(Data about app and page elements)
[Start of section]

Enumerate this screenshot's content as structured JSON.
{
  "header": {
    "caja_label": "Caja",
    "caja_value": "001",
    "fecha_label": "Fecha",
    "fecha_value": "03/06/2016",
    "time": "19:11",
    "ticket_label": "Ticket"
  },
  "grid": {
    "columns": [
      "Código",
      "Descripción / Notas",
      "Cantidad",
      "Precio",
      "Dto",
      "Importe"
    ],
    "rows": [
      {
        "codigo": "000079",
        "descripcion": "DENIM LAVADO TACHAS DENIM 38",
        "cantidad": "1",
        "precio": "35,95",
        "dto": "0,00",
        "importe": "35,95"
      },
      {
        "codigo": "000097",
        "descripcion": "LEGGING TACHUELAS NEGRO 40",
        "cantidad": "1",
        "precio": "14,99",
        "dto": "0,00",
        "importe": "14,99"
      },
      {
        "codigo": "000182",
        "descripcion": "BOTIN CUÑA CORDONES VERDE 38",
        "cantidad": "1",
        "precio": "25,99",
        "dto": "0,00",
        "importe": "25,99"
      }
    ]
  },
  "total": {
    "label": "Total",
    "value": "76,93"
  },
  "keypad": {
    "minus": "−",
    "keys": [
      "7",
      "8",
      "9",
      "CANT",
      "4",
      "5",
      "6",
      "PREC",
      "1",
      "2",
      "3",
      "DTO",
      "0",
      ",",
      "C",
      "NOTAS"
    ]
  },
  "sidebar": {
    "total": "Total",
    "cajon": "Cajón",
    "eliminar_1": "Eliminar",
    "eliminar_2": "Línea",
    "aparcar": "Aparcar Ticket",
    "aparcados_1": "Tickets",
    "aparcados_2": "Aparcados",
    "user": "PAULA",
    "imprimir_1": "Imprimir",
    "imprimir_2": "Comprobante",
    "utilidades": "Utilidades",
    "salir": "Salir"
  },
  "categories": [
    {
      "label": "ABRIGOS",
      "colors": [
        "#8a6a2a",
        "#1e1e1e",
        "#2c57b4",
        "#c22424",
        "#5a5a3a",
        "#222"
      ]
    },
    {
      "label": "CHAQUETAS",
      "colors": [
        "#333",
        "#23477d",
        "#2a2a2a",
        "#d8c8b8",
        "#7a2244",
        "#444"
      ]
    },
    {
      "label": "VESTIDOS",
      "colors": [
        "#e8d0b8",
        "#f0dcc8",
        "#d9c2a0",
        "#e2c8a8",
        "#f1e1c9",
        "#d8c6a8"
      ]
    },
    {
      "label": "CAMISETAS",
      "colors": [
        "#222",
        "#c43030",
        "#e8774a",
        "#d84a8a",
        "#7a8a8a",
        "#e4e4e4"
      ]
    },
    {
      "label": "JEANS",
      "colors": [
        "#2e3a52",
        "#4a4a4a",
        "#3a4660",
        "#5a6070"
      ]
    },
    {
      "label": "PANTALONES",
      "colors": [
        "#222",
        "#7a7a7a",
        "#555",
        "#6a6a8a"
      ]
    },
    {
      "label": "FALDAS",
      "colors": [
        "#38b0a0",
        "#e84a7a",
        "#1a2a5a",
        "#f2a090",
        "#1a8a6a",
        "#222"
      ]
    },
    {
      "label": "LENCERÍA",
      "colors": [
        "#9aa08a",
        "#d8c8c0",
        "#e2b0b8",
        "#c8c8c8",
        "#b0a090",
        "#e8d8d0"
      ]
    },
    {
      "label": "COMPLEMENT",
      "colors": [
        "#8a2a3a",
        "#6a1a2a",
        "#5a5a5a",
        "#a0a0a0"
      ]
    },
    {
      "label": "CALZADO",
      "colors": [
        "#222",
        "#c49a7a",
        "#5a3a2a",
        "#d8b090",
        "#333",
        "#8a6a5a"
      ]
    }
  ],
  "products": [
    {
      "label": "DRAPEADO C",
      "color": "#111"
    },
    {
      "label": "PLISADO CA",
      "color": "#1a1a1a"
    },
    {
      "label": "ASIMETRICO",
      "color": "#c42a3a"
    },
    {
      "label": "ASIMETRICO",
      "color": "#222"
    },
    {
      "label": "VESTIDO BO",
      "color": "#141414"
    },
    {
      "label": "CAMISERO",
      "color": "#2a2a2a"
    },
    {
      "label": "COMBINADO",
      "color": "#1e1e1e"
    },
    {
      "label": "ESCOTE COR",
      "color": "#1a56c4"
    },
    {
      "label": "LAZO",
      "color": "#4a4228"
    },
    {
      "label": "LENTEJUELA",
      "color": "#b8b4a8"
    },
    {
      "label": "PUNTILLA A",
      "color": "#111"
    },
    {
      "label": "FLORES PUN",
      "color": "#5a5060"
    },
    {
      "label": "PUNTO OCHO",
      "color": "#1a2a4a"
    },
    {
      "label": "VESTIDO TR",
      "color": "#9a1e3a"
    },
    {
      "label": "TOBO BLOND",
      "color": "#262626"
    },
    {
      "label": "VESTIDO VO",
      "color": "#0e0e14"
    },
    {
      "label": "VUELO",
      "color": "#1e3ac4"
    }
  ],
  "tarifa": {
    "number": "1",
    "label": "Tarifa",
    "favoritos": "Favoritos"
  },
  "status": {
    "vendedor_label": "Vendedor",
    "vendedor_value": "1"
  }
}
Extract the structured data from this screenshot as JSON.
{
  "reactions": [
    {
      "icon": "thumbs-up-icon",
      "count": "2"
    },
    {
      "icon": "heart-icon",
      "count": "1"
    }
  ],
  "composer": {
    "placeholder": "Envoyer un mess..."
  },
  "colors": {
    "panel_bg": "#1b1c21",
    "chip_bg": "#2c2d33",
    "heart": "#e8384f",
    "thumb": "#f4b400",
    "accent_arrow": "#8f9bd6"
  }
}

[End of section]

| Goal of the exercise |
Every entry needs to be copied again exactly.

| Task result |
Enumerate this screenshot's content as structured JSON.
{
  "header": {
    "caja_label": "Caja",
    "caja_value": "001",
    "fecha_label": "Fecha",
    "fecha_value": "03/06/2016",
    "time": "19:11",
    "ticket_label": "Ticket"
  },
  "grid": {
    "columns": [
      "Código",
      "Descripción / Notas",
      "Cantidad",
      "Precio",
      "Dto",
      "Importe"
    ],
    "rows": [
      {
        "codigo": "000079",
        "descripcion": "DENIM LAVADO TACHAS DENIM 38",
        "cantidad": "1",
        "precio": "35,95",
        "dto": "0,00",
        "importe": "35,95"
      },
      {
        "codigo": "000097",
        "descripcion": "LEGGING TACHUELAS NEGRO 40",
        "cantidad": "1",
        "precio": "14,99",
        "dto": "0,00",
        "importe": "14,99"
      },
      {
        "codigo": "000182",
        "descripcion": "BOTIN CUÑA CORDONES VERDE 38",
        "cantidad": "1",
        "precio": "25,99",
        "dto": "0,00",
        "importe": "25,99"
      }
    ]
  },
  "total": {
    "label": "Total",
    "value": "76,93"
  },
  "keypad": {
    "minus": "−",
    "keys": [
      "7",
      "8",
      "9",
      "CANT",
      "4",
      "5",
      "6",
      "PREC",
      "1",
      "2",
      "3",
      "DTO",
      "0",
      ",",
      "C",
      "NOTAS"
    ]
  },
  "sidebar": {
    "total": "Total",
    "cajon": "Cajón",
    "eliminar_1": "Eliminar",
    "eliminar_2": "Línea",
    "aparcar": "Aparcar Ticket",
    "aparcados_1": "Tickets",
    "aparcados_2": "Aparcados",
    "user": "PAULA",
    "imprimir_1": "Imprimir",
    "imprimir_2": "Comprobante",
    "utilidades": "Utilidades",
    "salir": "Salir"
  },
  "categories": [
    {
      "label": "ABRIGOS",
      "colors": [
        "#8a6a2a",
        "#1e1e1e",
        "#2c57b4",
        "#c22424",
        "#5a5a3a",
        "#222"
      ]
    },
    {
      "label": "CHAQUETAS",
      "colors": [
        "#333",
        "#23477d",
        "#2a2a2a",
        "#d8c8b8",
        "#7a2244",
        "#444"
      ]
    },
    {
      "label": "VESTIDOS",
      "colors": [
        "#e8d0b8",
        "#f0dcc8",
        "#d9c2a0",
        "#e2c8a8",
        "#f1e1c9",
        "#d8c6a8"
      ]
    },
    {
      "label": "CAMISETAS",
      "colors": [
        "#222",
        "#c43030",
        "#e8774a",
        "#d84a8a",
        "#7a8a8a",
        "#e4e4e4"
      ]
    },
    {
      "label": "JEANS",
      "colors": [
        "#2e3a52",
        "#4a4a4a",
        "#3a4660",
        "#5a6070"
      ]
    },
    {
      "label": "PANTALONES",
      "colors": [
        "#222",
        "#7a7a7a",
        "#555",
        "#6a6a8a"
      ]
    },
    {
      "label": "FALDAS",
      "colors": [
        "#38b0a0",
        "#e84a7a",
        "#1a2a5a",
        "#f2a090",
        "#1a8a6a",
        "#222"
      ]
    },
    {
      "label": "LENCERÍA",
      "colors": [
        "#9aa08a",
        "#d8c8c0",
        "#e2b0b8",
        "#c8c8c8",
        "#b0a090",
        "#e8d8d0"
      ]
    },
    {
      "label": "COMPLEMENT",
      "colors": [
        "#8a2a3a",
        "#6a1a2a",
        "#5a5a5a",
        "#a0a0a0"
      ]
    },
    {
      "label": "CALZADO",
      "colors": [
        "#222",
        "#c49a7a",
        "#5a3a2a",
        "#d8b090",
        "#333",
        "#8a6a5a"
      ]
    }
  ],
  "products": [
    {
      "label": "DRAPEADO C",
      "color": "#111"
    },
    {
      "label": "PLISADO CA",
      "color": "#1a1a1a"
    },
    {
      "label": "ASIMETRICO",
      "color": "#c42a3a"
    },
    {
      "label": "ASIMETRICO",
      "color": "#222"
    },
    {
      "label": "VESTIDO BO",
      "color": "#141414"
    },
    {
      "label": "CAMISERO",
      "color": "#2a2a2a"
    },
    {
      "label": "COMBINADO",
      "color": "#1e1e1e"
    },
    {
      "label": "ESCOTE COR",
      "color": "#1a56c4"
    },
    {
      "label": "LAZO",
      "color": "#4a4228"
    },
    {
      "label": "LENTEJUELA",
      "color": "#b8b4a8"
    },
    {
      "label": "PUNTILLA A",
      "color": "#111"
    },
    {
      "label": "FLORES PUN",
      "color": "#5a5060"
    },
    {
      "label": "PUNTO OCHO",
      "color": "#1a2a4a"
    },
    {
      "label": "VESTIDO TR",
      "color": "#9a1e3a"
    },
    {
      "label": "TOBO BLOND",
      "color": "#262626"
    },
    {
      "label": "VESTIDO VO",
      "color": "#0e0e14"
    },
    {
      "label": "VUELO",
      "color": "#1e3ac4"
    }
  ],
  "tarifa": {
    "number": "1",
    "label": "Tarifa",
    "favoritos": "Favoritos"
  },
  "status": {
    "vendedor_label": "Vendedor",
    "vendedor_value": "1"
  }
}
Extract the structured data from this screenshot as JSON.
{
  "reactions": [
    {
      "icon": "thumbs-up-icon",
      "count": "2"
    },
    {
      "icon": "heart-icon",
      "count": "1"
    }
  ],
  "composer": {
    "placeholder": "Envoyer un mess..."
  },
  "colors": {
    "panel_bg": "#1b1c21",
    "chip_bg": "#2c2d33",
    "heart": "#e8384f",
    "thumb": "#f4b400",
    "accent_arrow": "#8f9bd6"
  }
}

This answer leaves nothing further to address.